# RECORDS FOR THIS TASK
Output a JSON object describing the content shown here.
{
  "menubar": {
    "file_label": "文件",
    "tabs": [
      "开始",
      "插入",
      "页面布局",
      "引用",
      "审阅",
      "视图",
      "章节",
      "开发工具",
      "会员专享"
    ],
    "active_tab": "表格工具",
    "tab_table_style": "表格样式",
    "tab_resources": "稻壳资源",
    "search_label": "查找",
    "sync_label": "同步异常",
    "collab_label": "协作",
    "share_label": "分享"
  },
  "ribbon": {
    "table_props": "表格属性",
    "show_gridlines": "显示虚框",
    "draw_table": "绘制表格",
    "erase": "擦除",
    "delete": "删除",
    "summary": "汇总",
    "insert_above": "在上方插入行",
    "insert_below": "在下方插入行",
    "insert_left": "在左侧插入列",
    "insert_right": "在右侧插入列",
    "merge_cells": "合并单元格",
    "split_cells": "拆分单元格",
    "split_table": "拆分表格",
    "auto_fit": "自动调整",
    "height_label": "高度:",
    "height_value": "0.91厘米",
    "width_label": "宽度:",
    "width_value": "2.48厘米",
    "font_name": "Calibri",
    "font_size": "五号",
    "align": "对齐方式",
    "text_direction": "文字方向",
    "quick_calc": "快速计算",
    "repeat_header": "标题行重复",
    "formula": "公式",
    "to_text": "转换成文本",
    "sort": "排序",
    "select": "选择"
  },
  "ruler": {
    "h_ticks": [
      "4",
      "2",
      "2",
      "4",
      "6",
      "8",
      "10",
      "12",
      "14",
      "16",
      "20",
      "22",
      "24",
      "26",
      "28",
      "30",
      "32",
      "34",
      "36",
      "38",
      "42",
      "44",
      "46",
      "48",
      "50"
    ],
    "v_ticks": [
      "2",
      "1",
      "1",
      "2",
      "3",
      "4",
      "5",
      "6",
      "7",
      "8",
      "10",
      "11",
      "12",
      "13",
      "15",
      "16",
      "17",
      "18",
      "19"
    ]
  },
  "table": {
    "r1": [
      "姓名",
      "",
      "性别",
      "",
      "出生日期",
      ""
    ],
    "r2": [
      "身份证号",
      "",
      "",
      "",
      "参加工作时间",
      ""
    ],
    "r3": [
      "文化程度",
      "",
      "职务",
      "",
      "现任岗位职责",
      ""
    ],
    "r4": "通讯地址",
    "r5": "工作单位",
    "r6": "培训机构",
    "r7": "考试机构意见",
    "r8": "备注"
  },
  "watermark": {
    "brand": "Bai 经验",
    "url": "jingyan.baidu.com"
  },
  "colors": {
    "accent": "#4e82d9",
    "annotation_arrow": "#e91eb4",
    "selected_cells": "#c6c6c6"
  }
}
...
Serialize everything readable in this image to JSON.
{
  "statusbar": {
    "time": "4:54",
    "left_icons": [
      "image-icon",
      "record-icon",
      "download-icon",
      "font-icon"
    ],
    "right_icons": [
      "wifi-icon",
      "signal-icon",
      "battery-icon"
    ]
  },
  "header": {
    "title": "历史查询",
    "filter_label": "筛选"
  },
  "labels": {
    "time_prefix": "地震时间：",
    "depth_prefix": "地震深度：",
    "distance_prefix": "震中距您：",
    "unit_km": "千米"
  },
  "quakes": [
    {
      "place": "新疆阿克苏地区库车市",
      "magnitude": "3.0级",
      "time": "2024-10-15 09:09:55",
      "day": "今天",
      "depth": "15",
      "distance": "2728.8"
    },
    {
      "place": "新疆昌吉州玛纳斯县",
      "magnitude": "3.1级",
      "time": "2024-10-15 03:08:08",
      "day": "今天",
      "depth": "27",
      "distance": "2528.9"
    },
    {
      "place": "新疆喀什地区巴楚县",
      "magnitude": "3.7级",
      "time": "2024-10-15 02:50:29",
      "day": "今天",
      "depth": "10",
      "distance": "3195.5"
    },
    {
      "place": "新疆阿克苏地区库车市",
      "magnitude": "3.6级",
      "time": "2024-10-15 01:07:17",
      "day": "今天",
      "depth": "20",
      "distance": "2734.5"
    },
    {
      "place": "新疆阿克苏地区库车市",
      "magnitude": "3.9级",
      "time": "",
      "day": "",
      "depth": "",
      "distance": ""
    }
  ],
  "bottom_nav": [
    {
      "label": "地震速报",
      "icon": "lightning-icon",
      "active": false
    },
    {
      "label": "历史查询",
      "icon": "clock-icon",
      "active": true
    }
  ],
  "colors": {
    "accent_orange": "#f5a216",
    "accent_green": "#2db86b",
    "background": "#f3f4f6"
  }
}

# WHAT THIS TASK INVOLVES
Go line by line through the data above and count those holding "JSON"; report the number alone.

# SOLUTION FOR THIS EXERCISE
2